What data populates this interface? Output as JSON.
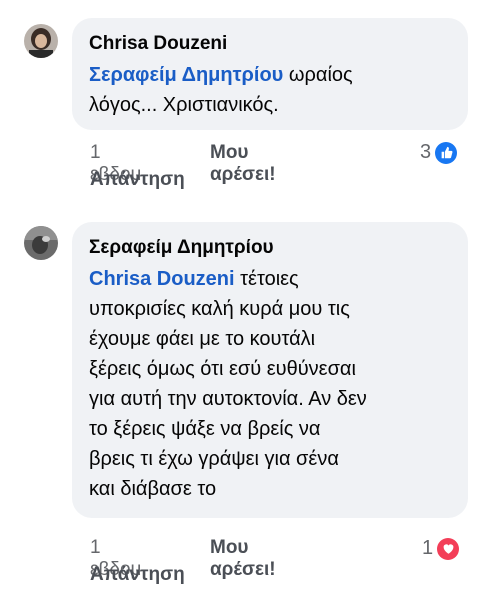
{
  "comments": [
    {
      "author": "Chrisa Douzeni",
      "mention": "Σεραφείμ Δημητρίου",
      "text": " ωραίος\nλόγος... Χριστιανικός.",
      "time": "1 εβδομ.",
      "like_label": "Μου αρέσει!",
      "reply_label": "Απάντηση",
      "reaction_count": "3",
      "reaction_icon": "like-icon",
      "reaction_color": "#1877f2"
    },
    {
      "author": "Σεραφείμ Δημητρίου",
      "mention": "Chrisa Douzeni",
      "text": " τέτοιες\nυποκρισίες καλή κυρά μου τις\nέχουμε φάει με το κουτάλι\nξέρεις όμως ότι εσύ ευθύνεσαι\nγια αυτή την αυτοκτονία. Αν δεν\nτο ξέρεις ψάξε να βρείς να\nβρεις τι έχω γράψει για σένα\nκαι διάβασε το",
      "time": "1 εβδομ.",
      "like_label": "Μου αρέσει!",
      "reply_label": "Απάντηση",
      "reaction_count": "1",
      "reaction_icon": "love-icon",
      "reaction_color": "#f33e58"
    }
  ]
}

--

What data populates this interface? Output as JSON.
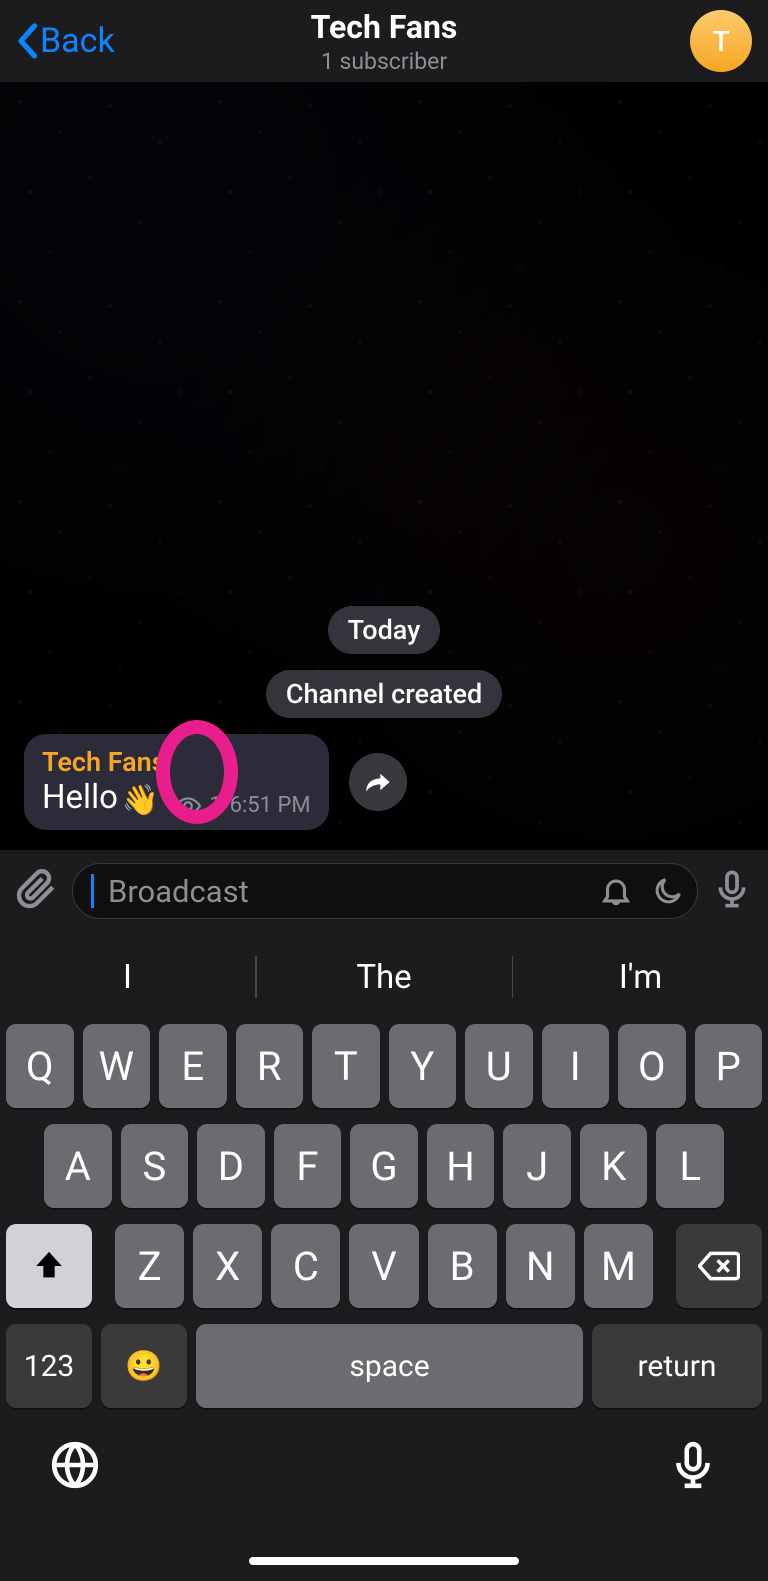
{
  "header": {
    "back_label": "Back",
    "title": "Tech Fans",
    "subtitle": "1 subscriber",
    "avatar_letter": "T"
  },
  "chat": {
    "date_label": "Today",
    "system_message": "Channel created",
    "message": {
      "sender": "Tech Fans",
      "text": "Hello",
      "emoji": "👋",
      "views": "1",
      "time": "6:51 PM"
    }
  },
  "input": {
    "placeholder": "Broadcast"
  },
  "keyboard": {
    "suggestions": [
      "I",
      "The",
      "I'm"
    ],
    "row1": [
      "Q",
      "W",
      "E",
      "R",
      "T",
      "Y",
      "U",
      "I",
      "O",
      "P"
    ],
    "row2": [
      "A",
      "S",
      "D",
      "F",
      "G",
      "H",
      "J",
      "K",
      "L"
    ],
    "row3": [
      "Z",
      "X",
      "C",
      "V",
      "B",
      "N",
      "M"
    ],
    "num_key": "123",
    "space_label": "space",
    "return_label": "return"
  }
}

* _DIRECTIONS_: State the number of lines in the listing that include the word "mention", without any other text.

* _YOUR SOLUTION_: 2